  • 5 out of 5 stars
  • Excellent book, excellent narrator.

  • By Chris M on 11-11-10

Fun as "Game of Thrones," much more informative

Overall
5 out of 5 stars
Performance
5 out of 5 stars
Story
5 out of 5 stars

Reviewed: 09-09-12

Before reading this book I had no inkling Theodore Roosevelt's pre-presidential life would be so interesting or so entertaining!

From tracking down criminals in the old west to rooting out corruption in the NYPD to leading the charge at the Battle of San Juan Hill, Roosevelt's life was literally full of adventure. Yes, this romantic view of the 26th president arguably threatens to gloss over his bullying and what some might even call warmongering, but Edmund Morris applies an even hand to the material that allows the reader to draw his/her own conclusions about Roosevelt the man. (This evenhandedness becomes more evident and more important in the second of his three Roosevelt biographies, "Theodore Rex.")

I've listened to all the "Game of Thrones" books, and if you enjoyed the pace and intrigue of those thick tomes, then you'll probably also be able to lose yourself in this brilliantly crafted biography. This is top-shelf, A-list stuff, and Morris' place as one of our greatest historical writers has rightly been cemented since he published "Rise" in 1979.

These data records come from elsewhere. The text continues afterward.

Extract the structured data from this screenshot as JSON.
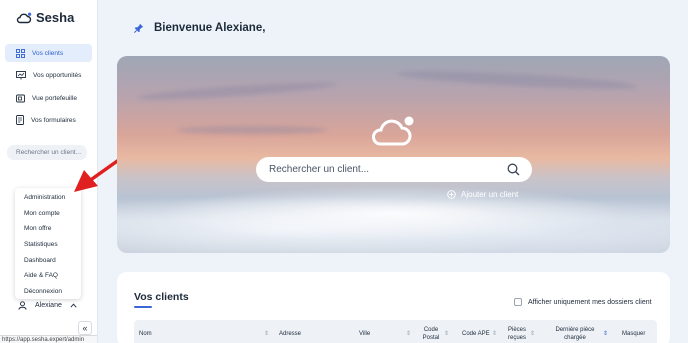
{
  "app": {
    "name": "Sesha"
  },
  "sidebar": {
    "items": [
      {
        "label": "Vos clients",
        "icon": "grid-icon",
        "active": true
      },
      {
        "label": "Vos opportunités",
        "icon": "presentation-icon",
        "active": false
      },
      {
        "label": "Vue portefeuille",
        "icon": "wallet-icon",
        "active": false
      },
      {
        "label": "Vos formulaires",
        "icon": "form-icon",
        "active": false
      }
    ],
    "search_placeholder": "Rechercher un client...",
    "menu": [
      "Administration",
      "Mon compte",
      "Mon offre",
      "Statistiques",
      "Dashboard",
      "Aide & FAQ",
      "Déconnexion"
    ],
    "user_name": "Alexiane",
    "collapse_label": "«"
  },
  "status_url": "https://app.sesha.expert/admin",
  "header": {
    "welcome": "Bienvenue Alexiane,"
  },
  "hero": {
    "search_placeholder": "Rechercher un client...",
    "add_client_label": "Ajouter un client"
  },
  "clients": {
    "title": "Vos clients",
    "only_mine_label": "Afficher uniquement mes dossiers client",
    "columns": [
      "Nom",
      "Adresse",
      "Ville",
      "Code Postal",
      "Code APE",
      "Pièces reçues",
      "Dernière pièce chargée",
      "Masquer"
    ]
  },
  "colors": {
    "accent": "#3b66d6",
    "active_bg": "#e4edfb",
    "background": "#eef3f9",
    "annotation_arrow": "#e02020"
  }
}
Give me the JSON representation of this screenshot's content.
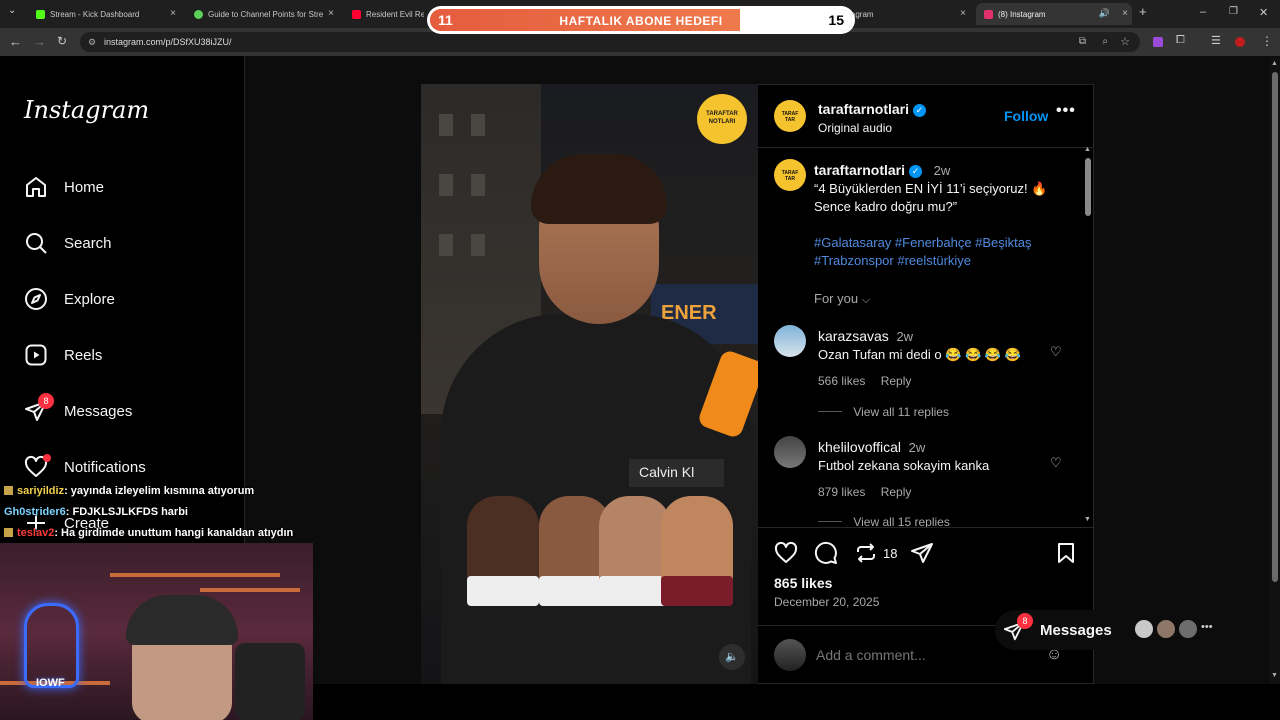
{
  "browser": {
    "tabs": [
      {
        "title": "Stream - Kick Dashboard",
        "color": "#53fc18"
      },
      {
        "title": "Guide to Channel Points for Stre",
        "color": "#5ad05a"
      },
      {
        "title": "Resident Evil Requ",
        "color": "#ff0033"
      },
      {
        "title": "Instagram",
        "color": "#e1306c"
      },
      {
        "title": "(8) Instagram",
        "color": "#e1306c"
      }
    ],
    "url": "instagram.com/p/DSfXU38iJZU/"
  },
  "overlay_banner": {
    "left_count": "11",
    "title": "HAFTALIK ABONE HEDEFI",
    "right_count": "15"
  },
  "sidebar": {
    "logo": "Instagram",
    "items": [
      {
        "label": "Home",
        "icon": "home-icon"
      },
      {
        "label": "Search",
        "icon": "search-icon"
      },
      {
        "label": "Explore",
        "icon": "compass-icon"
      },
      {
        "label": "Reels",
        "icon": "reels-icon"
      },
      {
        "label": "Messages",
        "icon": "messenger-icon",
        "badge": "8"
      },
      {
        "label": "Notifications",
        "icon": "heart-icon"
      },
      {
        "label": "Create",
        "icon": "plus-icon"
      }
    ]
  },
  "video": {
    "logo_line1": "TARAFTAR",
    "logo_line2": "NOTLARI",
    "background_sign": "ENER",
    "shirt_label": "Calvin Kl"
  },
  "post": {
    "author": "taraftarnotlari",
    "audio": "Original audio",
    "follow_label": "Follow",
    "caption_age": "2w",
    "caption": "“4 Büyüklerden EN İYİ 11’i seçiyoruz! 🔥 Sence kadro doğru mu?”",
    "hashtags_line1": "#Galatasaray #Fenerbahçe #Beşiktaş",
    "hashtags_line2": "#Trabzonspor #reelstürkiye",
    "for_you": "For you",
    "comments": [
      {
        "user": "karazsavas",
        "age": "2w",
        "text": "Ozan Tufan mi dedi o 😂 😂 😂 😂",
        "likes": "566 likes",
        "reply": "Reply",
        "view_replies": "View all 11 replies"
      },
      {
        "user": "khelilovoffical",
        "age": "2w",
        "text": "Futbol zekana sokayim kanka",
        "likes": "879 likes",
        "reply": "Reply",
        "view_replies": "View all 15 replies"
      }
    ],
    "repost_count": "18",
    "likes": "865 likes",
    "date": "December 20, 2025",
    "add_comment_placeholder": "Add a comment..."
  },
  "chat": [
    {
      "user": "sariyildiz",
      "text": ": yayında izleyelim kısmına atıyorum"
    },
    {
      "user": "Gh0strider6",
      "text": ": FDJKLSJLKFDS harbi"
    },
    {
      "user": "teslav2",
      "text": ": Ha girdimde unuttum hangi kanaldan atıydın"
    }
  ],
  "webcam": {
    "neon_text": "IOWF"
  },
  "messages_pill": {
    "label": "Messages",
    "badge": "8"
  },
  "colors": {
    "accent": "#0095f6",
    "link": "#4f8bde",
    "badge": "#ff3040",
    "banner": "#e0533a"
  }
}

The vocal performance in this book is equally engaging. I would place Mark Deakins' work here on the same level as Roy Dotrice's narrative mastery in the "Game of Thrones" series. Deakins' ability to slip into Roosevelt's clipped cadence adds a whole other level to the book.

15 of 18 people found this review helpful